### [What is required]
Whenever a line of the data below holds the string "texto", copy that line.

────────

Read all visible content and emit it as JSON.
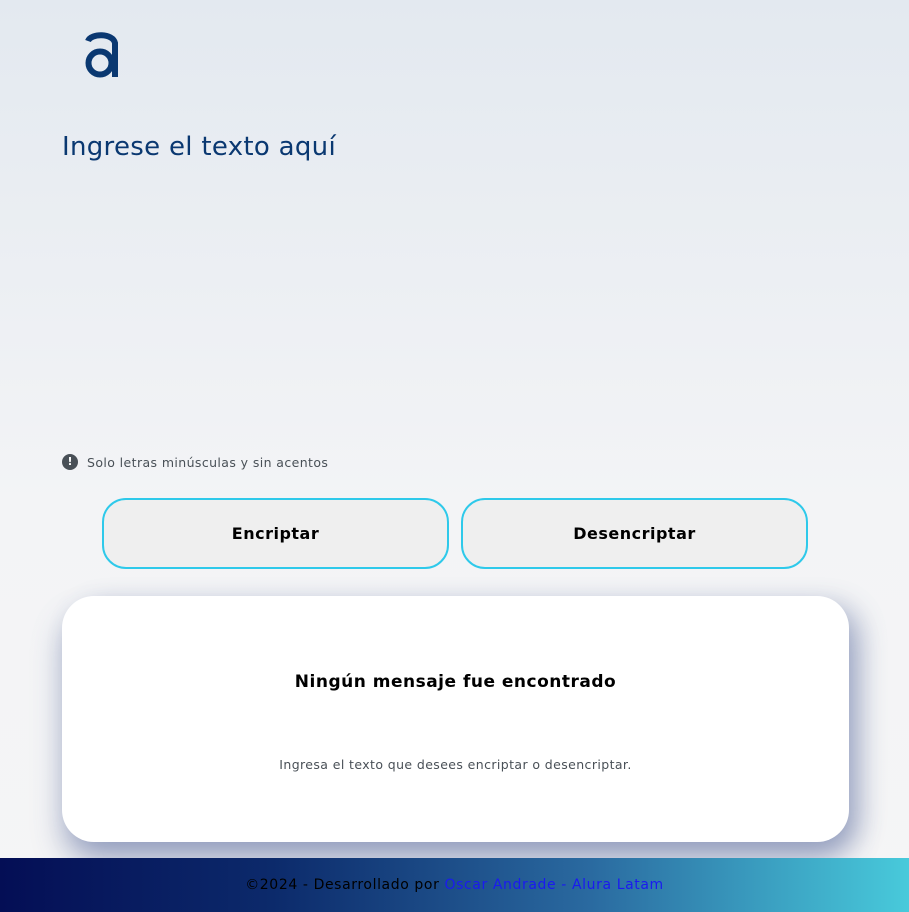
{
  "logo": {
    "icon": "alura-a-logo",
    "color": "#0a3871"
  },
  "input": {
    "placeholder": "Ingrese el texto aquí",
    "value": ""
  },
  "hint": {
    "icon": "exclamation-circle-icon",
    "text": "Solo letras minúsculas y sin acentos"
  },
  "buttons": {
    "encrypt_label": "Encriptar",
    "decrypt_label": "Desencriptar"
  },
  "result": {
    "title": "Ningún mensaje fue encontrado",
    "description": "Ingresa el texto que desees encriptar o desencriptar."
  },
  "footer": {
    "prefix": "©2024 - Desarrollado por",
    "link_text": "Oscar Andrade - Alura Latam"
  },
  "colors": {
    "primary": "#0a3871",
    "button_border": "#2ec9ea",
    "link": "#1a1af0"
  }
}
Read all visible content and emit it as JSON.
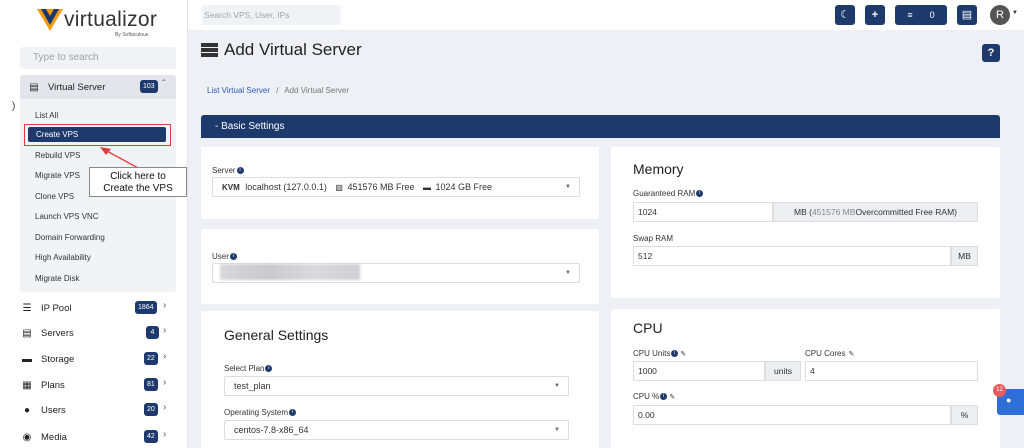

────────

### [Exercise solution]
    "placeholder": "Ingrese el texto aquí",
    "description": "Ingresa el texto que desees encriptar o desencriptar."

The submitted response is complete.